> [TASK STATEMENT]: If a line of the records holds the word "Date", copy it out.

> [TASK INPUTS]:
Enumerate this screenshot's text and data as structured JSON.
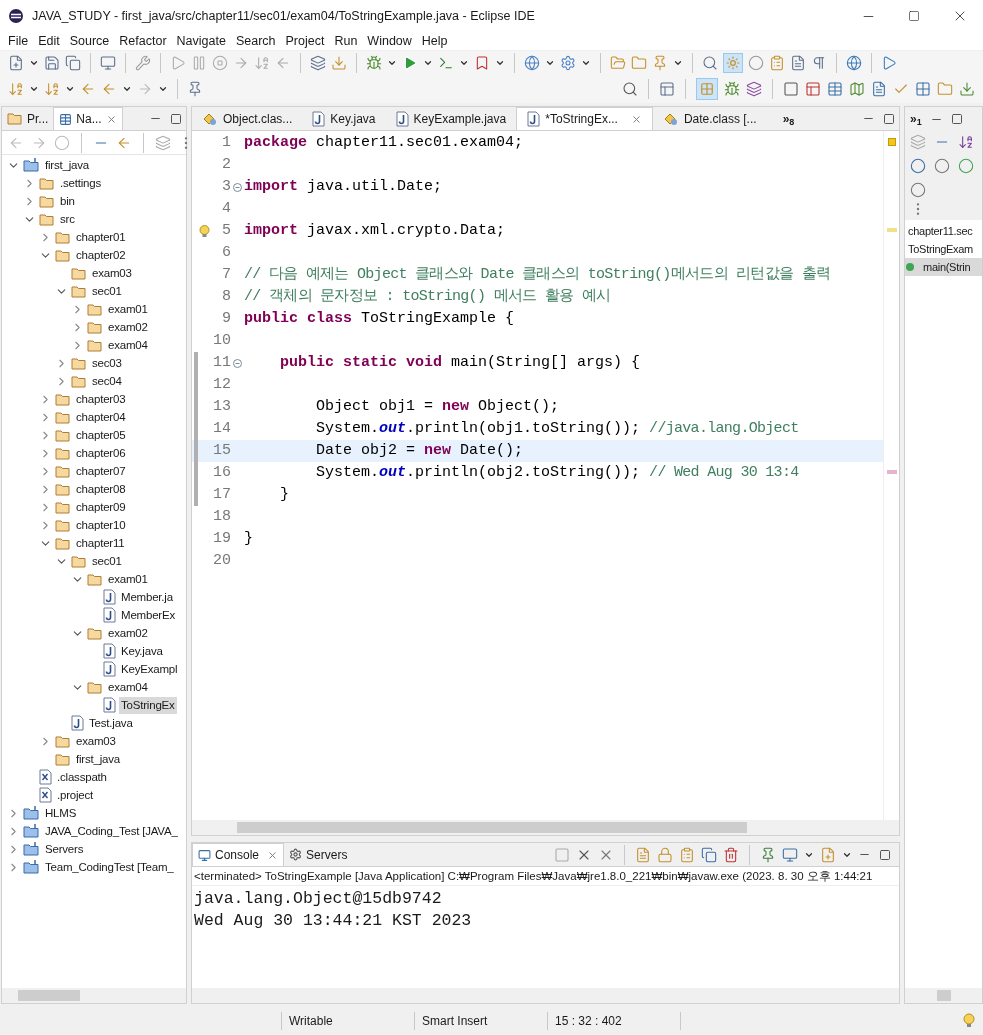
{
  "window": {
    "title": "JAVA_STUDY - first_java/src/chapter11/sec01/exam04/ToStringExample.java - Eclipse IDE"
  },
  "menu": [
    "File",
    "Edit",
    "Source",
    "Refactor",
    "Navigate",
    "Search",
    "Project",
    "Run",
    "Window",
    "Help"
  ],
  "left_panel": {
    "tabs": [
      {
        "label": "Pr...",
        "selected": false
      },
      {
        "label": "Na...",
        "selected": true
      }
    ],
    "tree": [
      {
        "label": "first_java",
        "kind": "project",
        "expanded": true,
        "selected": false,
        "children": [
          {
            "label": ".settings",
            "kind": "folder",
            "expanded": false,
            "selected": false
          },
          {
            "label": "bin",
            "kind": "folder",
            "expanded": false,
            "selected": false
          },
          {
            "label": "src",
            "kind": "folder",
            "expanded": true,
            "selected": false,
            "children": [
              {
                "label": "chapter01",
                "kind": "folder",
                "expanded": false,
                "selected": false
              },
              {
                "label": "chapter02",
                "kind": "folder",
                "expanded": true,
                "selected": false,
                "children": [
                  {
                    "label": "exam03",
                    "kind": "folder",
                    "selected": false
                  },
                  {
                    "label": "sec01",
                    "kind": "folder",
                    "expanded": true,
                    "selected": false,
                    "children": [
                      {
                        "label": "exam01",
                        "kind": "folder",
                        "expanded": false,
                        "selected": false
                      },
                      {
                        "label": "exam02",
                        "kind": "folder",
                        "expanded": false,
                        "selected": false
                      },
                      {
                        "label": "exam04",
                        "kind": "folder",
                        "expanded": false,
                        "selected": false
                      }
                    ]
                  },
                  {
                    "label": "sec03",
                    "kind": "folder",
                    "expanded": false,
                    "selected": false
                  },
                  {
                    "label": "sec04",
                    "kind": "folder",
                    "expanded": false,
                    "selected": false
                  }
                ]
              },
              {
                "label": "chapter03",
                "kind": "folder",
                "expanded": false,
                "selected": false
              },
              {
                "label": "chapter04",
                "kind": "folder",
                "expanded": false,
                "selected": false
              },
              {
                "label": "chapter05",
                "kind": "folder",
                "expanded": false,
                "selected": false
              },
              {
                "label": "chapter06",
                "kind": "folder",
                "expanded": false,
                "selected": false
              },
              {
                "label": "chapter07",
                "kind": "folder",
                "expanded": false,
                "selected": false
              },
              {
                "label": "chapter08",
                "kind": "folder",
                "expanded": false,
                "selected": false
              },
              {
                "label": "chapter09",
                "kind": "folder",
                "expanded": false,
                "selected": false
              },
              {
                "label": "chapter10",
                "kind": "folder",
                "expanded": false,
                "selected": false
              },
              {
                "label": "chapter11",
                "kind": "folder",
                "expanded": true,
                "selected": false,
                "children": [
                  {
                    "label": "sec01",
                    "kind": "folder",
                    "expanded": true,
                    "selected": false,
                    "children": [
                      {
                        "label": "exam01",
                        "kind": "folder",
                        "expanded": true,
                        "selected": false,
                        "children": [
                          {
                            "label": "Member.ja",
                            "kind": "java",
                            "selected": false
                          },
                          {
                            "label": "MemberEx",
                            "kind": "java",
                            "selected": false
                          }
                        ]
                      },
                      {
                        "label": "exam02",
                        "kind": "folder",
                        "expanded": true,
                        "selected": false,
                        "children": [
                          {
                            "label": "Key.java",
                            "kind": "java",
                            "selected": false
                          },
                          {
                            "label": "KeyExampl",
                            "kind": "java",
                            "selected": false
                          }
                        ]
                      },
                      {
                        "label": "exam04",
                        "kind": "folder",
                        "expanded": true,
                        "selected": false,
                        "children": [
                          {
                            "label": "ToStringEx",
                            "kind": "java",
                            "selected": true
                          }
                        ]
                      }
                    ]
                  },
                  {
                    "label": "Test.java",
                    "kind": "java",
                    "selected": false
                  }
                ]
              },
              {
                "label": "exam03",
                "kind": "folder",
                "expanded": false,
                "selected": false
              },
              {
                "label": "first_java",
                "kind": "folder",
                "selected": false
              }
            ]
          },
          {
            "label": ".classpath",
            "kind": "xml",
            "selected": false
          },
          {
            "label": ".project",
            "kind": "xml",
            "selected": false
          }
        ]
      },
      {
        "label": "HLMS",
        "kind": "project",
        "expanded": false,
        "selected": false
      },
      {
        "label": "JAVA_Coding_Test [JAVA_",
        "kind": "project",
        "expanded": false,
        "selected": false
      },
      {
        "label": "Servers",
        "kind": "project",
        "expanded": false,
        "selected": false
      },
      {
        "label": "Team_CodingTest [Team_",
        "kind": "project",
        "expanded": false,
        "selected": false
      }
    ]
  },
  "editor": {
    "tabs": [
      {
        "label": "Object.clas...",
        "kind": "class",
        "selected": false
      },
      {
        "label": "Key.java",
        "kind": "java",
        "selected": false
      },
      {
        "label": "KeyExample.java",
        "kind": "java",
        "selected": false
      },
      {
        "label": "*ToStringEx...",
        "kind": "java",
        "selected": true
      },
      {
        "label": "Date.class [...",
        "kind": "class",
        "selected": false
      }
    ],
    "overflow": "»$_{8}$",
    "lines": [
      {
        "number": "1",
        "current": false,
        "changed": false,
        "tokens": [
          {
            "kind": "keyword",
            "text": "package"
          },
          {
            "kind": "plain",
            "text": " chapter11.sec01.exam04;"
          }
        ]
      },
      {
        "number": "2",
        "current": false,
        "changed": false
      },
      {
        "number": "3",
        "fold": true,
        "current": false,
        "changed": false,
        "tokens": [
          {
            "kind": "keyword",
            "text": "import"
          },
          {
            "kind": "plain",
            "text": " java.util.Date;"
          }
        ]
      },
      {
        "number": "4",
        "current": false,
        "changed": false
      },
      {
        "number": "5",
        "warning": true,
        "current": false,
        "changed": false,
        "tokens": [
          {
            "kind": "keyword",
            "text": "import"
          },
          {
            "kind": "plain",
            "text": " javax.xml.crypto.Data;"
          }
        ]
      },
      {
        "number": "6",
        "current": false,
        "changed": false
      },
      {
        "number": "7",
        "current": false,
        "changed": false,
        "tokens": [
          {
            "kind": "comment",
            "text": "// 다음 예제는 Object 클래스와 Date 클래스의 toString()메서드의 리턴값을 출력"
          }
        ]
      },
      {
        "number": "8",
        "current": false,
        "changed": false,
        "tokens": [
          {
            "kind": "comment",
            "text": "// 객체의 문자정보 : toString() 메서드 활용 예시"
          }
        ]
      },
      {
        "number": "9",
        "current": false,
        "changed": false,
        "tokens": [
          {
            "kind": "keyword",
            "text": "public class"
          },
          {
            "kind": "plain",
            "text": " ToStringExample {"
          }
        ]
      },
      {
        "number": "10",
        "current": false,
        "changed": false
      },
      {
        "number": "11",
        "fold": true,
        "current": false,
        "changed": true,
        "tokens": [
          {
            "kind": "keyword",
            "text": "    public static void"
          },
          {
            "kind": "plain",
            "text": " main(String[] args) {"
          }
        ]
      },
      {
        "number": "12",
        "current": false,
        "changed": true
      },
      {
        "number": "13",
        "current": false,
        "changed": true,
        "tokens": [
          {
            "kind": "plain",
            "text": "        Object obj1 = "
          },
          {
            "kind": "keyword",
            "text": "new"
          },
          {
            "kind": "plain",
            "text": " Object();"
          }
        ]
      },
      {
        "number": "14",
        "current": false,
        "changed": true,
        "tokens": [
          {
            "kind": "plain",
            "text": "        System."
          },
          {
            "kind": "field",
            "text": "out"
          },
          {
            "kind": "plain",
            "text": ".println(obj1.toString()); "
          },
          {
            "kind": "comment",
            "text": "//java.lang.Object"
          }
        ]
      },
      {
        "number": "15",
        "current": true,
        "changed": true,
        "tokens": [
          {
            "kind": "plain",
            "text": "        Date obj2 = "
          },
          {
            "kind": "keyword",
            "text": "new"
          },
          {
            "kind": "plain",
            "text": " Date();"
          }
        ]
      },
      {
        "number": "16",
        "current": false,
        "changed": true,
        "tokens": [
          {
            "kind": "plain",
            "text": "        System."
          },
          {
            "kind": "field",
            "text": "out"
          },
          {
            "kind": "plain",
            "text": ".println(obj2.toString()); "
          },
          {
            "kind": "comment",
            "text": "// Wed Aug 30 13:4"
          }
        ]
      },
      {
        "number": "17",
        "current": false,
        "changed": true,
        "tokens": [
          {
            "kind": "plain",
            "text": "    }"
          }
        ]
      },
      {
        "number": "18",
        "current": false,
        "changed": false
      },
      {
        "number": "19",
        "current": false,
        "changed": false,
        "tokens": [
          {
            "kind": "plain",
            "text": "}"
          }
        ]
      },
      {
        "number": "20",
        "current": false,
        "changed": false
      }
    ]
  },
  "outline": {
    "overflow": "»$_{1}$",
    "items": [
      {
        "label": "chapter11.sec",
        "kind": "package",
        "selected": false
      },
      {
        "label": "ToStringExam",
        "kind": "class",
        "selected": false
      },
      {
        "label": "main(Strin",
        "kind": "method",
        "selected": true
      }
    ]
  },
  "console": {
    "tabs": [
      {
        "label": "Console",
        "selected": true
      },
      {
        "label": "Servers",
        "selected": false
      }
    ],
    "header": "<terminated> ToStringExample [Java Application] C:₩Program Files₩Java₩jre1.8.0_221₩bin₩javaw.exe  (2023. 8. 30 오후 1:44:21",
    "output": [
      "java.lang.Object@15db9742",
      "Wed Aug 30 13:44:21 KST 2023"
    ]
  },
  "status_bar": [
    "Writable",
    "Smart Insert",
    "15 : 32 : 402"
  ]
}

> [SOLVED EXERCISE]:
        "label": "Date.class [...",
            "text": " java.util.Date;"
            "text": "// 다음 예제는 Object 클래스와 Date 클래스의 toString()메서드의 리턴값을 출력"
            "text": "        Date obj2 = "
            "text": " Date();"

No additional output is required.